Extracted records:
# # # # # # #

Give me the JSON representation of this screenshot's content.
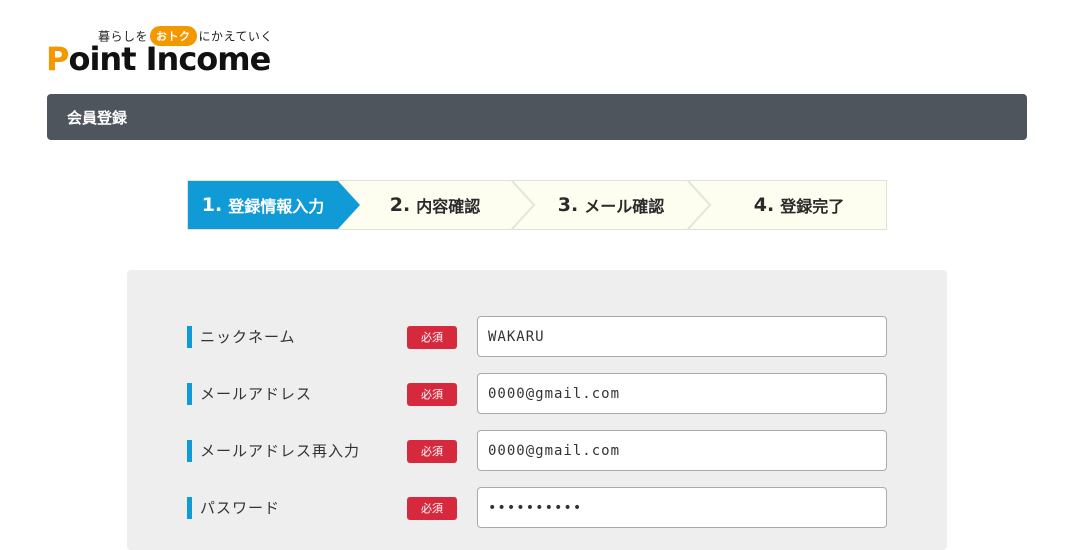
{
  "logo": {
    "tagline_pre": "暮らしを",
    "tagline_badge": "おトク",
    "tagline_post": "にかえていく",
    "name_first": "P",
    "name_rest": "oint Income",
    "accent": "#f39800"
  },
  "header": {
    "title": "会員登録",
    "bg": "#4f555c"
  },
  "steps": [
    {
      "num": "1.",
      "label": "登録情報入力",
      "active": true
    },
    {
      "num": "2.",
      "label": "内容確認",
      "active": false
    },
    {
      "num": "3.",
      "label": "メール確認",
      "active": false
    },
    {
      "num": "4.",
      "label": "登録完了",
      "active": false
    }
  ],
  "form": {
    "required_label": "必須",
    "fields": [
      {
        "label": "ニックネーム",
        "value": "WAKARU"
      },
      {
        "label": "メールアドレス",
        "value": "0000@gmail.com"
      },
      {
        "label": "メールアドレス再入力",
        "value": "0000@gmail.com"
      },
      {
        "label": "パスワード",
        "value": "••••••••••"
      }
    ]
  },
  "colors": {
    "step_active": "#109ad6",
    "required": "#d7293e",
    "step_bg": "#fdfdf0"
  }
}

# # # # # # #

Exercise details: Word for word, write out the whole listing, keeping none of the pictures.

Answer below:
Give me the JSON representation of this screenshot's content.
{
  "logo": {
    "tagline_pre": "暮らしを",
    "tagline_badge": "おトク",
    "tagline_post": "にかえていく",
    "name_first": "P",
    "name_rest": "oint Income",
    "accent": "#f39800"
  },
  "header": {
    "title": "会員登録",
    "bg": "#4f555c"
  },
  "steps": [
    {
      "num": "1.",
      "label": "登録情報入力",
      "active": true
    },
    {
      "num": "2.",
      "label": "内容確認",
      "active": false
    },
    {
      "num": "3.",
      "label": "メール確認",
      "active": false
    },
    {
      "num": "4.",
      "label": "登録完了",
      "active": false
    }
  ],
  "form": {
    "required_label": "必須",
    "fields": [
      {
        "label": "ニックネーム",
        "value": "WAKARU"
      },
      {
        "label": "メールアドレス",
        "value": "0000@gmail.com"
      },
      {
        "label": "メールアドレス再入力",
        "value": "0000@gmail.com"
      },
      {
        "label": "パスワード",
        "value": "••••••••••"
      }
    ]
  },
  "colors": {
    "step_active": "#109ad6",
    "required": "#d7293e",
    "step_bg": "#fdfdf0"
  }
}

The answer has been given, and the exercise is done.